▶ **What to produce**
Where the string "XmlPullParser" occurs in a line of the entries below, copy that line.

=== Exercise materials ===

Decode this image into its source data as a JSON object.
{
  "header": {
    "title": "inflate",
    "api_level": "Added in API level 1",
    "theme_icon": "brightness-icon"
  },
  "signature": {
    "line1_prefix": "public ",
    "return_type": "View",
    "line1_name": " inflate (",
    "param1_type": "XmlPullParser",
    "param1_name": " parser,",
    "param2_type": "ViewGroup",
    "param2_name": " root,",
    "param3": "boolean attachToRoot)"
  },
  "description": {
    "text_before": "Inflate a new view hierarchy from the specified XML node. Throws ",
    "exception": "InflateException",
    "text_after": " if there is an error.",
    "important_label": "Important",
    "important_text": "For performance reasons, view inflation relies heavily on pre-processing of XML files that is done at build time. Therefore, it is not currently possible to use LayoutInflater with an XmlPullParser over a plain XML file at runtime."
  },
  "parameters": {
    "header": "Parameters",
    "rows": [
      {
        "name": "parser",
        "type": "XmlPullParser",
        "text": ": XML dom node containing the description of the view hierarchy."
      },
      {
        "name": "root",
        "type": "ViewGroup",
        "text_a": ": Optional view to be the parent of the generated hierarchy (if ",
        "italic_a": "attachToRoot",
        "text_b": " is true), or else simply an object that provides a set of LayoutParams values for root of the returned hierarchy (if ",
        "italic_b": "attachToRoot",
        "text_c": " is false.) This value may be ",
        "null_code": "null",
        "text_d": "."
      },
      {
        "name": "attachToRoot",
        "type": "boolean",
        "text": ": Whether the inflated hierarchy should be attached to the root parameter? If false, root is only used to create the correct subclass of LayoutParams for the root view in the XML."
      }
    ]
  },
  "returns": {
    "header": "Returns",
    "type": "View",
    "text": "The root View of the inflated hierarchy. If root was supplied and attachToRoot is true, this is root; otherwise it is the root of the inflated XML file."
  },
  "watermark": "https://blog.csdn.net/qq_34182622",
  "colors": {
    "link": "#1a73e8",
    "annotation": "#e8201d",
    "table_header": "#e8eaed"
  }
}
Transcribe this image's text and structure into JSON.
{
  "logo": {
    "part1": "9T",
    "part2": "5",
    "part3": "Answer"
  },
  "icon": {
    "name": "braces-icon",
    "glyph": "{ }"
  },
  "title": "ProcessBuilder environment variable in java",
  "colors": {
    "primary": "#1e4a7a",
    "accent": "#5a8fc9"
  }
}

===

▶ **Result**
    "param1_type": "XmlPullParser",
    "important_text": "For performance reasons, view inflation relies heavily on pre-processing of XML files that is done at build time. Therefore, it is not currently possible to use LayoutInflater with an XmlPullParser over a plain XML file at runtime."
        "type": "XmlPullParser",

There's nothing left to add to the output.